A leading expert on Iraq has made several suggestions as to where the five kidnapped Britons might be.

Prof Scott Lucas said: “Politically we can make a few guesses as to what is happening here.”

He believes that the seizure of the Britons may have been prompted by intensified operations, including airstrikes, by American and British forces in Baghdad and Basra last week, during which a top ranking official in the Medhi Army, Abu Qadir, was killed.

“In the aftermath of that, the Mehdi Army promised revenge attacks against British targets. I don’t think it is a leap of faith to think that that’s a possibility – retaliation for the slaying of one of its most prominent figures.”

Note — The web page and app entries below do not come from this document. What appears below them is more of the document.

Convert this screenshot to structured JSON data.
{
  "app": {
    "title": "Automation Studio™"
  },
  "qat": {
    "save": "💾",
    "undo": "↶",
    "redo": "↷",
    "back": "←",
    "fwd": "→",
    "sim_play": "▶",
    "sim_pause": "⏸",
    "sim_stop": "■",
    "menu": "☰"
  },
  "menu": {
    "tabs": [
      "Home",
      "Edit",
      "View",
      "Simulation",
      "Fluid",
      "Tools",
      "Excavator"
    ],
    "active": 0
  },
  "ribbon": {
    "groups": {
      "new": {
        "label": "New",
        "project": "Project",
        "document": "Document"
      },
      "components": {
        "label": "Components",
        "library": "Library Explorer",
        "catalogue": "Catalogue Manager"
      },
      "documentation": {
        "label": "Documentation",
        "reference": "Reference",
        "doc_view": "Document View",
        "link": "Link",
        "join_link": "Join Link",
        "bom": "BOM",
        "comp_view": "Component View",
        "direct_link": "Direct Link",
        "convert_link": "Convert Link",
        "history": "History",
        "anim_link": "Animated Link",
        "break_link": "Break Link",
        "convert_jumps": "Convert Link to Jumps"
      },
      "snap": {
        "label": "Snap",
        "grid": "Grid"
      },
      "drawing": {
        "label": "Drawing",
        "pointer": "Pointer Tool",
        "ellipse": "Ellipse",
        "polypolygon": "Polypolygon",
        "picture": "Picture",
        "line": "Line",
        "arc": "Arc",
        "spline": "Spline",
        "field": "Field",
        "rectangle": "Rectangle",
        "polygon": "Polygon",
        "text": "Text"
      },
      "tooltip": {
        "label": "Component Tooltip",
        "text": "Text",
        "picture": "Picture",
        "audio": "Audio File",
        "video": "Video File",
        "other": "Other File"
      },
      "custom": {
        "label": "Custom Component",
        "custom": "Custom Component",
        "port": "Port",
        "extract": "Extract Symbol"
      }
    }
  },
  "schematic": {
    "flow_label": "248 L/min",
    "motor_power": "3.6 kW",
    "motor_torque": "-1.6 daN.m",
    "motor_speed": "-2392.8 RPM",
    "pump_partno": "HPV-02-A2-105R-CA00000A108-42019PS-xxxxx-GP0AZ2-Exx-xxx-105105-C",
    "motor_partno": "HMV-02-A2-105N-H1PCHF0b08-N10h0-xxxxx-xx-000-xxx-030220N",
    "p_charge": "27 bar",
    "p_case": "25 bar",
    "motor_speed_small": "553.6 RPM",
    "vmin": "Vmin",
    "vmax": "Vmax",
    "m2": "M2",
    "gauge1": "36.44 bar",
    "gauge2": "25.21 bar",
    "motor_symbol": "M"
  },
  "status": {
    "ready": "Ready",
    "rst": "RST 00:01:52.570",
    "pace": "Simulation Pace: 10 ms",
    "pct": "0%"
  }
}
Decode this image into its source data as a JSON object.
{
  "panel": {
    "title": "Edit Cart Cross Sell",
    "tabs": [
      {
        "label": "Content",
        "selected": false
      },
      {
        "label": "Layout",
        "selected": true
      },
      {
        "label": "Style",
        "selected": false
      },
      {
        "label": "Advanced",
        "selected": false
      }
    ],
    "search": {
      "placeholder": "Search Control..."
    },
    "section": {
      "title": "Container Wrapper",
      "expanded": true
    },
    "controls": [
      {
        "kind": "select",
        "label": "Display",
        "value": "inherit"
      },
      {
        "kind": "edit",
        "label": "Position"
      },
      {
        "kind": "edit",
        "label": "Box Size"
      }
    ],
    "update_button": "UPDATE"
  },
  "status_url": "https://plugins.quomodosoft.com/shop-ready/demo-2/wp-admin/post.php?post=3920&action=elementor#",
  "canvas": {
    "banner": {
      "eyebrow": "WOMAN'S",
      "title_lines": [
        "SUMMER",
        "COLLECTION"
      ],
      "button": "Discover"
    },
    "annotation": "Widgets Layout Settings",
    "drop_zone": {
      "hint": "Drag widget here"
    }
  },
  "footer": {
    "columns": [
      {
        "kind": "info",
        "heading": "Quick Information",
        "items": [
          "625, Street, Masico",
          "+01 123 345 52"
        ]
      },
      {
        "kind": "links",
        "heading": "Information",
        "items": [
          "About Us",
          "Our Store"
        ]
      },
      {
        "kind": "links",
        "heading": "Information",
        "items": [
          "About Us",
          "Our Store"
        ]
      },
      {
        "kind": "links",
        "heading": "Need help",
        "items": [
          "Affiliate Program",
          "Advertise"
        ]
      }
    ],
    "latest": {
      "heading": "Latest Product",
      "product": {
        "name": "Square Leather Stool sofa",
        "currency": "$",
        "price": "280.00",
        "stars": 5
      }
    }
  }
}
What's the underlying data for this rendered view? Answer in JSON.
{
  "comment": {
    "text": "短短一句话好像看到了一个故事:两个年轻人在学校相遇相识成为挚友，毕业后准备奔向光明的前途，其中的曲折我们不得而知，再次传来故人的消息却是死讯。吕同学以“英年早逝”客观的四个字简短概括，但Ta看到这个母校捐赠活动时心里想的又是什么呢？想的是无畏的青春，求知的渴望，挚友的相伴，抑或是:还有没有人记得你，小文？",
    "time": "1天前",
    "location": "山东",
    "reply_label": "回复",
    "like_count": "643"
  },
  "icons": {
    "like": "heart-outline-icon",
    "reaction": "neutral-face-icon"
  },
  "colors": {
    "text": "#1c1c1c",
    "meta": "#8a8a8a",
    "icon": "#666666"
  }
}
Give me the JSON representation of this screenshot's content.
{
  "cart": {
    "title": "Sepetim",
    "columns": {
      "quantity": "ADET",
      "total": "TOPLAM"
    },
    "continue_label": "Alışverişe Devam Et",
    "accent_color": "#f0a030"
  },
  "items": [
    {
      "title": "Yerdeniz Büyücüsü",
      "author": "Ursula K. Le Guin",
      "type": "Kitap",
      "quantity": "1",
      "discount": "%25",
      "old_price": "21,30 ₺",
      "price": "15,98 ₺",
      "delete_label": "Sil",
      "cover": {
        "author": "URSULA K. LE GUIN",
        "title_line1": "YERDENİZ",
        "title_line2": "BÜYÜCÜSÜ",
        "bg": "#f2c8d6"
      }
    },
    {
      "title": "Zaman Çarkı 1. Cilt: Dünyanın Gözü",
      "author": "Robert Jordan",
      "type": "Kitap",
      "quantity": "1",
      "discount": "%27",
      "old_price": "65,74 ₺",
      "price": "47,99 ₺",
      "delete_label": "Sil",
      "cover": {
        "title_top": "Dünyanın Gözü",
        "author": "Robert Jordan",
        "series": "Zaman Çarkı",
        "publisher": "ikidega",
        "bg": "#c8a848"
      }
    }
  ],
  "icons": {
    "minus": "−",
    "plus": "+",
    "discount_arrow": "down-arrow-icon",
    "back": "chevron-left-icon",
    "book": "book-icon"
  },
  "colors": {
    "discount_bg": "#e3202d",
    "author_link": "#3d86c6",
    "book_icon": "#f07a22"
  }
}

Yet Professor Lucas believes the feasibility of a connection to other countries within the region is also significant. “In January this year US forces went to Erbil where they took five Iranians, without arrest, without legal process. When something like that happens, there are no rules.

“If the Iranians are linked to Shi’a militia in Iraq, either directly or through a faction, then it is within the realms of possibility that Iran has agreed to the kidnapping with a view to trading.”

Professor Lucas concludes that claims of a new democracy in Iraq and improved law and order are rhetoric. “Whoever has taken these five British hostages and whatever their fate, one thing is clear: that the increase in troops, detentions, killings in Iraq, is not providing more security – it is providing less.”


Notes to Editors

Professor Lucas, from the University of Birmingham's Department of American and Canadian Studies, is a leading specialist on US and British foreign policy and the situation in Iraq.

The full podcast is available at http://www.uscanada.bham.ac.uk/news/index.htm.

Professor Lucas is available for interview on 07939 520001 / email: w.s.lucas@bham.ac.uk

You can also contact Anna Mitchell in the Press Office on 0121 414 6029 / 07920 593946.